Johnny: Oh man, this neighborhood totally picked me. When I first came to see the space, I had already put down a deposit on a place in the East Village. But I came here anyway, just to check it out. It was massive, with nothing built out, completely open, two walls of windows. I got here at sunset, took one look around, and pulled out my violin. I was like, “I need to play in here right now.” And it was like the most chambery, echoey, cathedral-like tone I’d ever heard in my life—well no, that’s not true, but in my home for sure. Anyway, I had to live here. And it’s been incredible. I don’t have an expensive life, I get to play music all day long, and I’m surrounded by other artists and entrepreneurs who are doing what they love and want to do. Bushwick rocks.
brooklyn spaces: As an artist, are you inspired by being in Brooklyn?
Johnny: I’ve been an artist and a performer for my entire life, but I definitely feel lucky to be in Brooklyn and have this type of space. It makes it seem like every time I pick up my instrument and play, I’m doing something special. Even if it’s just some friends hanging out, I feel like I’m performing in New York City, like I’m living and making it in the hardest place for a performer to make it. It’s not “I live in Brooklyn, now I’m inspired to be an artist.” It’s “I live in Brooklyn, and I am an artist. This is what people fucking dream of.” I think that’s what everybody here feels, whether they’re doing sound or lights or just hanging up a piece of art in an apartment. It feels so real, because it is real, the Greenroom is real, we’re really doing this. And there’s also a real responsibility, because we’re living in Brooklyn, being artists in Brooklyn, being inspired by Brooklyn.
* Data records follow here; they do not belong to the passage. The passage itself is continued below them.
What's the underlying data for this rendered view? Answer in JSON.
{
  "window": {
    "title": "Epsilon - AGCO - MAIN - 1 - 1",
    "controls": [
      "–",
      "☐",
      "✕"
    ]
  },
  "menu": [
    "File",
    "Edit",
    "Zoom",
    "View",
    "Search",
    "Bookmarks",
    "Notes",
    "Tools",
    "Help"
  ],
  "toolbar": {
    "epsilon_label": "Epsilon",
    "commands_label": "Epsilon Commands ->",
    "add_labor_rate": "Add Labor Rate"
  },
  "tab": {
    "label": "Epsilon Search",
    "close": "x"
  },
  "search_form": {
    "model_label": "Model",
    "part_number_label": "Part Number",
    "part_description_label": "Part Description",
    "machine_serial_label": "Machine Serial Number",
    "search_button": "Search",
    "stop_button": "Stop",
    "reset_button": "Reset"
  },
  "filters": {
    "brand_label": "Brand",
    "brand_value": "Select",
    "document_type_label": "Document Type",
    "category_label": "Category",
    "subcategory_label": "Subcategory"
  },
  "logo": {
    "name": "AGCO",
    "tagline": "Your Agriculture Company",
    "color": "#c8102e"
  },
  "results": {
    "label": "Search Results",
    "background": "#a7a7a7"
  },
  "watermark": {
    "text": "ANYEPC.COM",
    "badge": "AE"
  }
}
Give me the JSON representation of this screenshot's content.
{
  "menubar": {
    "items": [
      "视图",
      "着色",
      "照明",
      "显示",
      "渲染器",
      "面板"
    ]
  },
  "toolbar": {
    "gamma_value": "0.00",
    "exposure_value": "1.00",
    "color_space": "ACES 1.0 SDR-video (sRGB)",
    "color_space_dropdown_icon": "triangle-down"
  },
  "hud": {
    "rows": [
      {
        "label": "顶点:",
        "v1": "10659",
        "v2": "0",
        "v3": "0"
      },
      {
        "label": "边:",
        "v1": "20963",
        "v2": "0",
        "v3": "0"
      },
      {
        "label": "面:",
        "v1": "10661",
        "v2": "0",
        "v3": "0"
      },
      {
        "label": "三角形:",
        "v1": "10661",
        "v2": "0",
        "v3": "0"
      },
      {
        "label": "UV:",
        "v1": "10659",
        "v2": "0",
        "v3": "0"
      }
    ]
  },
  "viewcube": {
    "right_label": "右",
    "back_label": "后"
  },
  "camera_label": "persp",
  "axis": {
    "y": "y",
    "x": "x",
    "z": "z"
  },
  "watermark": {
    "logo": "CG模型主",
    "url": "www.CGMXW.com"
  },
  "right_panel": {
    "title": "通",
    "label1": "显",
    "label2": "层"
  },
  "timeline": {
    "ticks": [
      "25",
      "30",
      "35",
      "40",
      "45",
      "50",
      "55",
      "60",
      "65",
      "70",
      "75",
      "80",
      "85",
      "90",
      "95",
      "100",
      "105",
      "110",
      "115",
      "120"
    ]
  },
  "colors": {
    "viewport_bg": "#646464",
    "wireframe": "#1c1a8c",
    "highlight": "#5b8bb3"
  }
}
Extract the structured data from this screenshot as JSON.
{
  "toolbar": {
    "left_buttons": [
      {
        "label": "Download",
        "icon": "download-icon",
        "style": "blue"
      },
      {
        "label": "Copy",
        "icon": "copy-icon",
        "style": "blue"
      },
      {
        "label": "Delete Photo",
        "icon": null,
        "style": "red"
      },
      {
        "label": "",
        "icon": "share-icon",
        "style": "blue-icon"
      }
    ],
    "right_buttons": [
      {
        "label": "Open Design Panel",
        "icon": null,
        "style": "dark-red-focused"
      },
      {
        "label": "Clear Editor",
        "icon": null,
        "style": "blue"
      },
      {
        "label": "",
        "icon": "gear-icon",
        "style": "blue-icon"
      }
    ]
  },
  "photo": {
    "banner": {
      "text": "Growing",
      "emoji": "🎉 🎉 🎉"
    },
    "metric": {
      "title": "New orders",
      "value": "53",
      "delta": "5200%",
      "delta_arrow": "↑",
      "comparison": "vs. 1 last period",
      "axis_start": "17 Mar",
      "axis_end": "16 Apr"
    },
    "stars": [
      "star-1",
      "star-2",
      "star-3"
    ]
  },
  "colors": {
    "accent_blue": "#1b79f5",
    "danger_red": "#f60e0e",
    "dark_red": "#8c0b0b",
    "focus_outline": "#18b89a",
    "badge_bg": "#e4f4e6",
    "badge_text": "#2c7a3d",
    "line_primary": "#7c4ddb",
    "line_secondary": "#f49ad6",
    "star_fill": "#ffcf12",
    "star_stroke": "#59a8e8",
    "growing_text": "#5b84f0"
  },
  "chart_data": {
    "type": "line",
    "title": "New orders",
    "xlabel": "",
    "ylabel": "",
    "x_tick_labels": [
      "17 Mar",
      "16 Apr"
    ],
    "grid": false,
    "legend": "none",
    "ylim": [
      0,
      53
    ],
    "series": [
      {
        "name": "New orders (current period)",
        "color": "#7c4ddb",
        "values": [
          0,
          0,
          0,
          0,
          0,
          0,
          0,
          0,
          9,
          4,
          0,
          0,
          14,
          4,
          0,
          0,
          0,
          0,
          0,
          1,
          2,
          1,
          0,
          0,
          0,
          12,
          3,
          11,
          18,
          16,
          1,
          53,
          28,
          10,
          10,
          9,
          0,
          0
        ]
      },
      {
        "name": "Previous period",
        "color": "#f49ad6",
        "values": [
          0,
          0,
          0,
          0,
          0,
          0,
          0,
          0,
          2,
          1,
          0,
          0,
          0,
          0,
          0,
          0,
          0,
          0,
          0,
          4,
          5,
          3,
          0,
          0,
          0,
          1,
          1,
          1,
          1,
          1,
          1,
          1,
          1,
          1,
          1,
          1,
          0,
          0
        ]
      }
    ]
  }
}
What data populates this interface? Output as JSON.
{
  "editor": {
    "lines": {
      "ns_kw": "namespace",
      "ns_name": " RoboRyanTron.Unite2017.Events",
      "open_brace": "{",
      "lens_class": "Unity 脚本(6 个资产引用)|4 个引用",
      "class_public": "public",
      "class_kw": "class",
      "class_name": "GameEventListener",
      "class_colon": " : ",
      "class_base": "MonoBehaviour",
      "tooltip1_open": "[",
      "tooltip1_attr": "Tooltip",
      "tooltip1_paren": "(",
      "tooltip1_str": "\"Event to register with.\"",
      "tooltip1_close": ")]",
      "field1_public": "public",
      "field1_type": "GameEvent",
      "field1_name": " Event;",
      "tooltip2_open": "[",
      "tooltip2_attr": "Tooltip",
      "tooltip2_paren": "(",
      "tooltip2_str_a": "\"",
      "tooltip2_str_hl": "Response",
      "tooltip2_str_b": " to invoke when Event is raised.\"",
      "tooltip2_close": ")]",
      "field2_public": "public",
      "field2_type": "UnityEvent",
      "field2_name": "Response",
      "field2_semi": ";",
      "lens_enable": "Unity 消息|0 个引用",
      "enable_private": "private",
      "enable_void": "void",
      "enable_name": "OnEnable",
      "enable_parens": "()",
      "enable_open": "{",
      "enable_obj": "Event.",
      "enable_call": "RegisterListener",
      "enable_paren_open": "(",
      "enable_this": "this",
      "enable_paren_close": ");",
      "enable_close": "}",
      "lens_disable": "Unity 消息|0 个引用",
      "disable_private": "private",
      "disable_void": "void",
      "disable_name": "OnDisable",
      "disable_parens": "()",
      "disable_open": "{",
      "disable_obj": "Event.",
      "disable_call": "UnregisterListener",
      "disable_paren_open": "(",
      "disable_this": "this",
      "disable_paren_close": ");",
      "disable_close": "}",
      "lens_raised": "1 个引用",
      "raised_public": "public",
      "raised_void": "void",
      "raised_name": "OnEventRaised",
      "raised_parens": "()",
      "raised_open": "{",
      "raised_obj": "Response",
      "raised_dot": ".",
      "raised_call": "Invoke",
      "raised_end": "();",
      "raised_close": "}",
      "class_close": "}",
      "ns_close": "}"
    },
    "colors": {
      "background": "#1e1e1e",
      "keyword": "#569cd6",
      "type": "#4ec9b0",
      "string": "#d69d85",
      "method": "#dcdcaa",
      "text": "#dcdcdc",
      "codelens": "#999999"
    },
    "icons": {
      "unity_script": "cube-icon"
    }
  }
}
There’s an obligation to make something of quality, something we’re proud to have in Brooklyn.
brooklyn spaces: What are your goals for the future of the space?
Johnny: We want to set up a system so that the Greenroom isn’t just the loft space itself, but something portable that we can take with us. We want to do a loft tour throughout the country, to get in touch with other people and say, “Hey, we have a cool loft space where we can do this stuff, you have a cool loft space where you can do this stuff, can we bring our crew and our equipment over and have a good time?” We’ve already got people onboard for Philly, D.C., and Boston. We’re trying to do the whole thing next March, from Montreal down to Austin. That’s the goal.